Lerner’s narrator equips an ironic distancing in this novel in that his position on social and class status is somewhat anxious and unclear. He distances himself from the other privileged characters within the novel in order to show that he himself is different from the other white, upper class people of Brooklyn, yet readers can still sense that he is nonetheless a member of this upper class, revealing the irony of his commentary within the novel.

The narrator includes in his novel four characters who are diverse in their backgrounds and add substance and flavor to the basic plot of the novel: the protestor, Roberto, Noor, and Alex. Of the four, Roberto and Noor possess two of the most gripping and emotional stories that will keep you wanting and  asking for more. Noor, a Lebanese-Jewish graduate student who learns that she was raised by a man who she believed to be her father and now faces an identity crisis, and Roberto, an undocumented eight-year-old Mexican immigrant who fears Joseph Kony and superstorms, both possess fears and worries more relevant to the lives of normal individuals than the narrator’s own troubles. As intriguing and compelling as these characters’ stories are, they also reveal the narrator’s almost hypocritical stance on social differences in that he is using these stories (which may be real due to the autobiographic structure of the novel, though we will never know for sure because it is still a work of fiction) for his own monetary gain.
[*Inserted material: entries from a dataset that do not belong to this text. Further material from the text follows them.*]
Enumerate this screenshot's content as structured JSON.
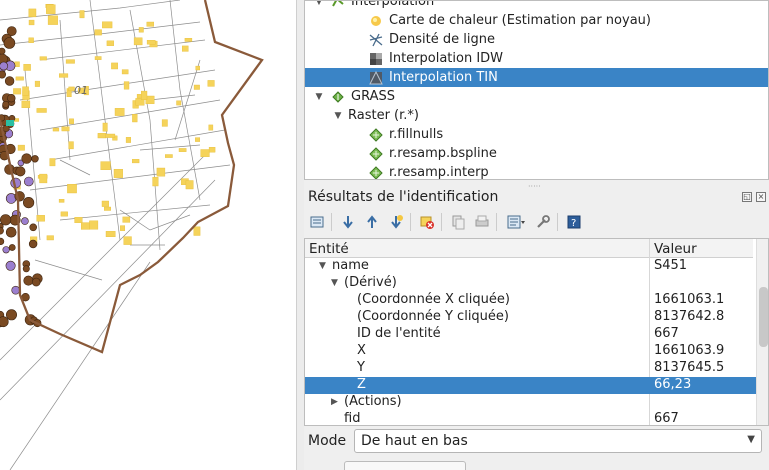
{
  "tree": {
    "items": [
      {
        "label": "Interpolation",
        "level": 0,
        "arrow": "▼",
        "icon": "interpolation-icon",
        "selected": false
      },
      {
        "label": "Carte de chaleur (Estimation par noyau)",
        "level": 2,
        "arrow": "",
        "icon": "heatmap-icon",
        "selected": false
      },
      {
        "label": "Densité de ligne",
        "level": 2,
        "arrow": "",
        "icon": "line-density-icon",
        "selected": false
      },
      {
        "label": "Interpolation IDW",
        "level": 2,
        "arrow": "",
        "icon": "idw-icon",
        "selected": false
      },
      {
        "label": "Interpolation TIN",
        "level": 2,
        "arrow": "",
        "icon": "tin-icon",
        "selected": true
      },
      {
        "label": "GRASS",
        "level": 0,
        "arrow": "▼",
        "icon": "grass-icon",
        "selected": false
      },
      {
        "label": "Raster (r.*)",
        "level": 1,
        "arrow": "▼",
        "icon": "",
        "selected": false
      },
      {
        "label": "r.fillnulls",
        "level": 2,
        "arrow": "",
        "icon": "grass-tool-icon",
        "selected": false
      },
      {
        "label": "r.resamp.bspline",
        "level": 2,
        "arrow": "",
        "icon": "grass-tool-icon",
        "selected": false
      },
      {
        "label": "r.resamp.interp",
        "level": 2,
        "arrow": "",
        "icon": "grass-tool-icon",
        "selected": false
      }
    ]
  },
  "identify": {
    "title": "Résultats de l'identification",
    "headers": {
      "entity": "Entité",
      "value": "Valeur"
    },
    "rows": [
      {
        "key": "name",
        "value": "S451",
        "level": 0,
        "arrow": "▼",
        "selected": false
      },
      {
        "key": "(Dérivé)",
        "value": "",
        "level": 1,
        "arrow": "▼",
        "selected": false
      },
      {
        "key": "(Coordonnée X cliquée)",
        "value": "1661063.1",
        "level": 2,
        "arrow": "",
        "selected": false
      },
      {
        "key": "(Coordonnée Y cliquée)",
        "value": "8137642.8",
        "level": 2,
        "arrow": "",
        "selected": false
      },
      {
        "key": "ID de l'entité",
        "value": "667",
        "level": 2,
        "arrow": "",
        "selected": false
      },
      {
        "key": "X",
        "value": "1661063.9",
        "level": 2,
        "arrow": "",
        "selected": false
      },
      {
        "key": "Y",
        "value": "8137645.5",
        "level": 2,
        "arrow": "",
        "selected": false
      },
      {
        "key": "Z",
        "value": "66,23",
        "level": 2,
        "arrow": "",
        "selected": true
      },
      {
        "key": "(Actions)",
        "value": "",
        "level": 1,
        "arrow": "▶",
        "selected": false
      },
      {
        "key": "fid",
        "value": "667",
        "level": 1,
        "arrow": "",
        "selected": false
      }
    ],
    "mode_label": "Mode",
    "mode_value": "De haut en bas",
    "toolbar_icons": [
      "expand-icon",
      "expand-all-icon",
      "collapse-all-icon",
      "expand-new-icon",
      "clear-results-icon",
      "copy-icon",
      "print-icon",
      "identify-settings-icon",
      "settings-icon",
      "help-icon"
    ]
  },
  "map": {
    "label_text": "01"
  },
  "colors": {
    "selection": "#3a84c6",
    "building": "#f5d35a",
    "boundary": "#8a5a3a",
    "point_brown": "#7a4a22",
    "point_purple": "#9b7fcf"
  }
}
He reveals in the middle of the novel that he has been trusted with people’s stories and only on one occasion does he fulfill Alex’s wish that he keep her story out of any work he writes, no matter how disguised (though, again, we do not know for sure that he respected her request). In addition, his relationship with Roberto exists merely as a project of sorts, a charity case in which the narrator gives back to the poor through Roberto by providing him the opportunity to write his own book at the narrator’s expense. Roberto also acts as a voice of reason in the novel, especially in regards to the novel’s concerns with mortality, temporality, and extinction. It would seem absurd for an eight-year-old to be so perturbed by incoming hurricanes when the narrator himself is barely shaken at the idea, yet such is the case.
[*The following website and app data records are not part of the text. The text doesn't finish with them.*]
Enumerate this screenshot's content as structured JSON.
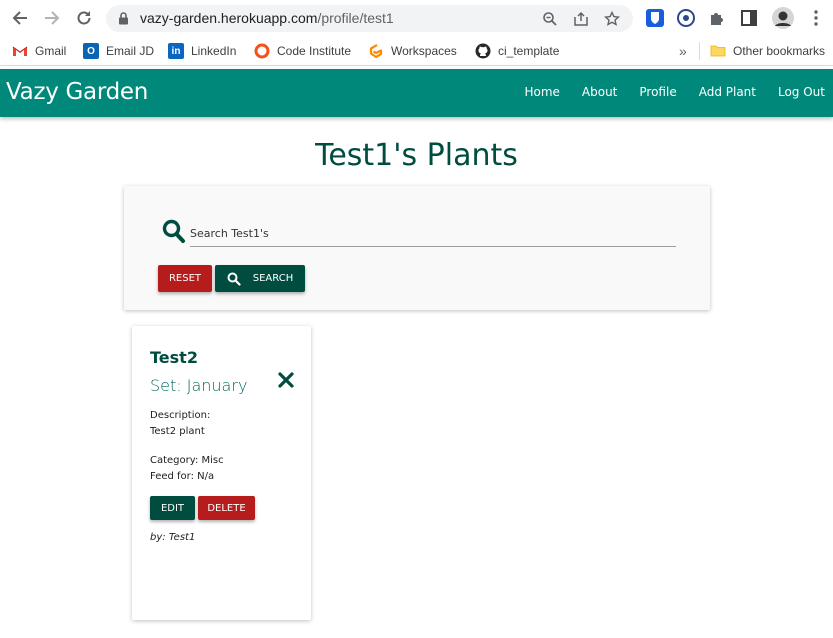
{
  "browser": {
    "url_host": "vazy-garden.herokuapp.com",
    "url_path": "/profile/test1",
    "bookmarks": [
      {
        "label": "Gmail",
        "icon": "gmail-icon",
        "color": "#ea4335"
      },
      {
        "label": "Email JD",
        "icon": "outlook-icon",
        "color": "#0a64b4"
      },
      {
        "label": "LinkedIn",
        "icon": "linkedin-icon",
        "color": "#0a66c2"
      },
      {
        "label": "Code Institute",
        "icon": "code-institute-icon",
        "color": "#f4511e"
      },
      {
        "label": "Workspaces",
        "icon": "gitpod-icon",
        "color": "#ff8a00"
      },
      {
        "label": "ci_template",
        "icon": "github-icon",
        "color": "#24292e"
      }
    ],
    "overflow_label": "»",
    "other_bookmarks": "Other bookmarks"
  },
  "site": {
    "brand": "Vazy Garden",
    "nav": [
      "Home",
      "About",
      "Profile",
      "Add Plant",
      "Log Out"
    ],
    "colors": {
      "nav": "#00897b",
      "primary_dark": "#004d40",
      "danger": "#b71c1c"
    }
  },
  "page": {
    "title": "Test1's Plants",
    "search": {
      "placeholder": "Search Test1's",
      "value": "",
      "reset_label": "Reset",
      "search_label": "Search"
    }
  },
  "plants": [
    {
      "name": "Test2",
      "set": "Set: January",
      "description_label": "Description:",
      "description": "Test2 plant",
      "category": "Category: Misc",
      "feed": "Feed for: N/a",
      "edit_label": "Edit",
      "delete_label": "Delete",
      "by": "by: Test1"
    }
  ]
}
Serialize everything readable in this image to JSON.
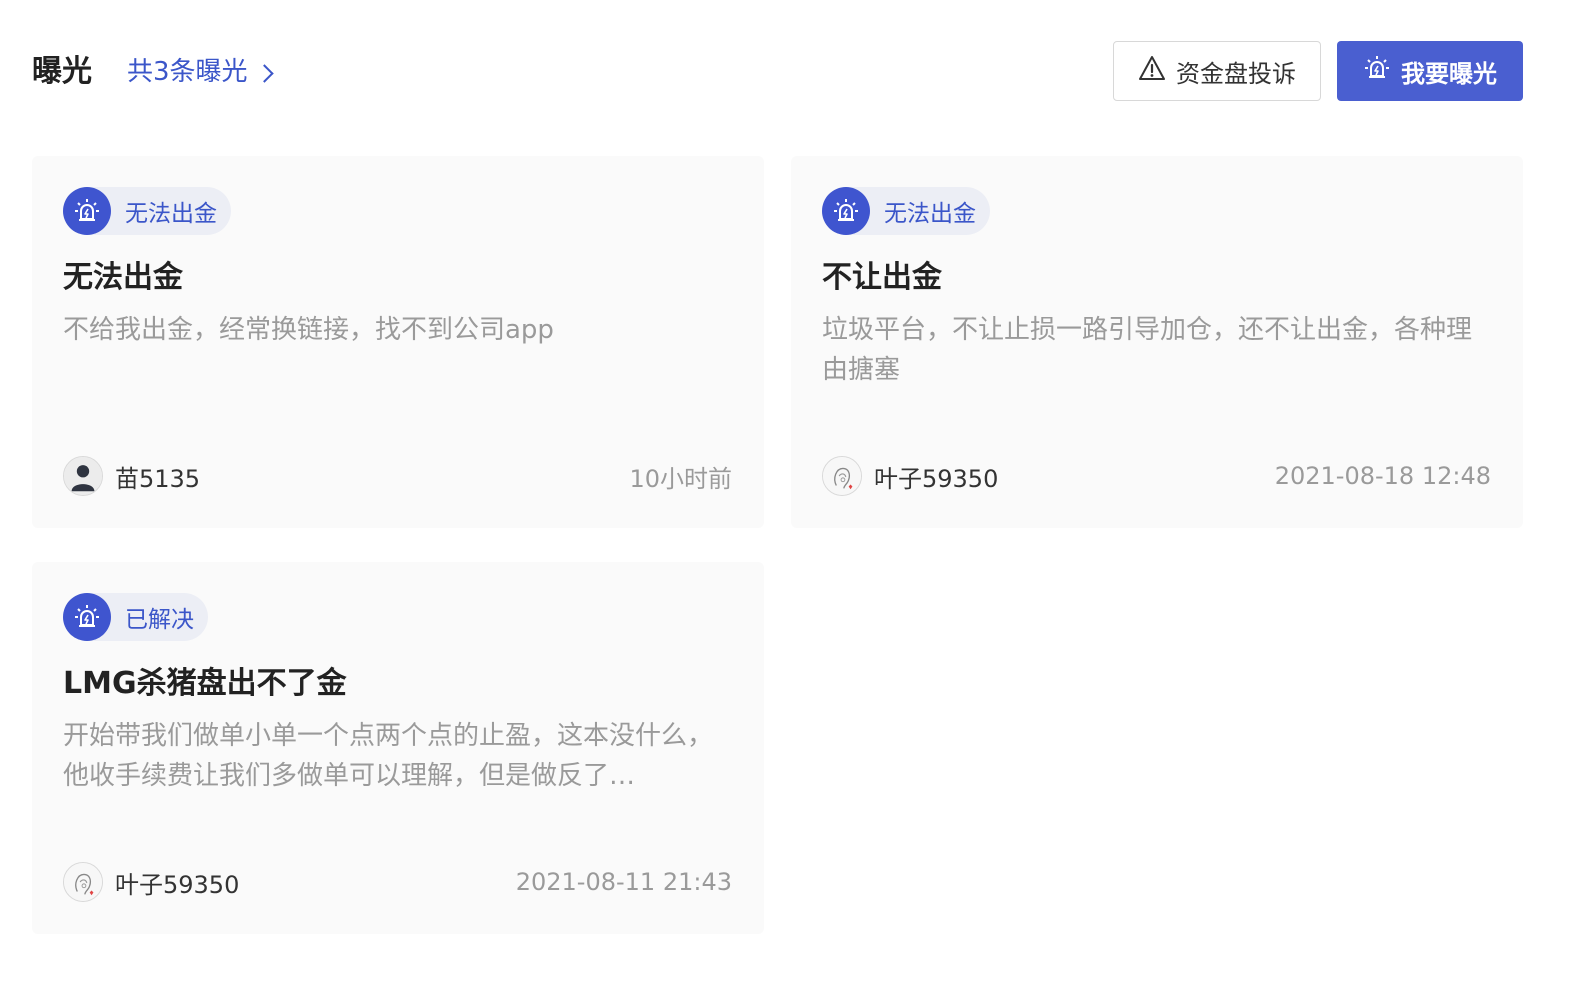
{
  "header": {
    "title": "曝光",
    "count_label": "共3条曝光",
    "complain_button": "资金盘投诉",
    "expose_button": "我要曝光"
  },
  "colors": {
    "accent": "#4a5fd0",
    "link": "#3b56c9",
    "card_bg": "#fafafa"
  },
  "cards": [
    {
      "tag": "无法出金",
      "tag_icon": "alarm-icon",
      "title": "无法出金",
      "description": "不给我出金，经常换链接，找不到公司app",
      "user": "苗5135",
      "avatar": "default-person-avatar",
      "time": "10小时前"
    },
    {
      "tag": "无法出金",
      "tag_icon": "alarm-icon",
      "title": "不让出金",
      "description": "垃圾平台，不让止损一路引导加仓，还不让出金，各种理由搪塞",
      "user": "叶子59350",
      "avatar": "sketch-avatar",
      "time": "2021-08-18 12:48"
    },
    {
      "tag": "已解决",
      "tag_icon": "alarm-icon",
      "title": "LMG杀猪盘出不了金",
      "description": "开始带我们做单小单一个点两个点的止盈，这本没什么，他收手续费让我们多做单可以理解，但是做反了…",
      "user": "叶子59350",
      "avatar": "sketch-avatar",
      "time": "2021-08-11 21:43"
    }
  ]
}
The novel itself begins with an epigraph taken from an essay written by Giorgio Agamben, a well-known Italian philosopher. It ends with the line “Everything will be as it is now, just a little different” which introduces readers to a future that remains unknown but will lack significant contrast. Thus this epigraph gives the idea of a shifting perspective to the same experience in life. The “world to come” itself could be considered the afterlife, post-apocalyptic, or an alternate reality depending on the perspective with which one approaches it. The Clock in Lerner’s novel is described as containing minutes from different worlds which convey a sense of having different perceptions of the same time. 10:04, as the novel is titled, was the time that “lightning [would] strike the courthouse clock tower in Back to the Future, allowing Marty to return to 1985,” a scene from a movie the narrator enjoys and has watched on multiple occasions. Lerner’s novel also works to erase the distinction between fiction and nonfiction, his own form of “metaxis” as it relates to metamodernism. Featuring his own short story, which appeared in The New Yorker, Lerner transitions from the fiction within his novel to the work of fiction published in our real world, both of which contain bouts of nonfiction as well. Readers are taught that the possibilities are truly endless in fiction, which is what gives it its utopian glimmer.
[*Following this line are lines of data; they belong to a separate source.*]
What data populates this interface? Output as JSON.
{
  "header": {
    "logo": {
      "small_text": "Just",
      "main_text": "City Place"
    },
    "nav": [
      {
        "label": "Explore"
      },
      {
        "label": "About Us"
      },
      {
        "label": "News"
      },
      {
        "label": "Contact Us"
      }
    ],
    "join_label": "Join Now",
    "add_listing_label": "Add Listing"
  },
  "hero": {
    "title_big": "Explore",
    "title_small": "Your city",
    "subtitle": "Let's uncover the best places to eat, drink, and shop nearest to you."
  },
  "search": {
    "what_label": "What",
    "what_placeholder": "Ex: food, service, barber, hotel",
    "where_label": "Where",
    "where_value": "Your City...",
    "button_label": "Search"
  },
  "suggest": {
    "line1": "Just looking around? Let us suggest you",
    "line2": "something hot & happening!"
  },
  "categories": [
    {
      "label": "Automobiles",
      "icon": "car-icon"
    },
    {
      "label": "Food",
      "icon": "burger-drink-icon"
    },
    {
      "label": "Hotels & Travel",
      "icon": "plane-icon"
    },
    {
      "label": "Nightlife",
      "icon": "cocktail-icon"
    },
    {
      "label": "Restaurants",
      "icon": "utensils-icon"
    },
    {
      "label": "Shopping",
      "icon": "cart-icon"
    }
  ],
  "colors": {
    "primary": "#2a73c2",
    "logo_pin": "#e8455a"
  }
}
Ben Lerner’s 10:04 encompasses within it several key themes which promise to keep readers engaged and thinking about life (and death) in ways they may have never thought before. Despite his own hesitations, he forces his readers to acknowledge their own privilege and puts his narrator to the forefront as an example. Through the diverse stories and characters included in the novel, readers are taken in and out of fiction and nonfiction repeatedly and introduced to a world new to contemporary literature that grapples with issues repressed yet inevitable.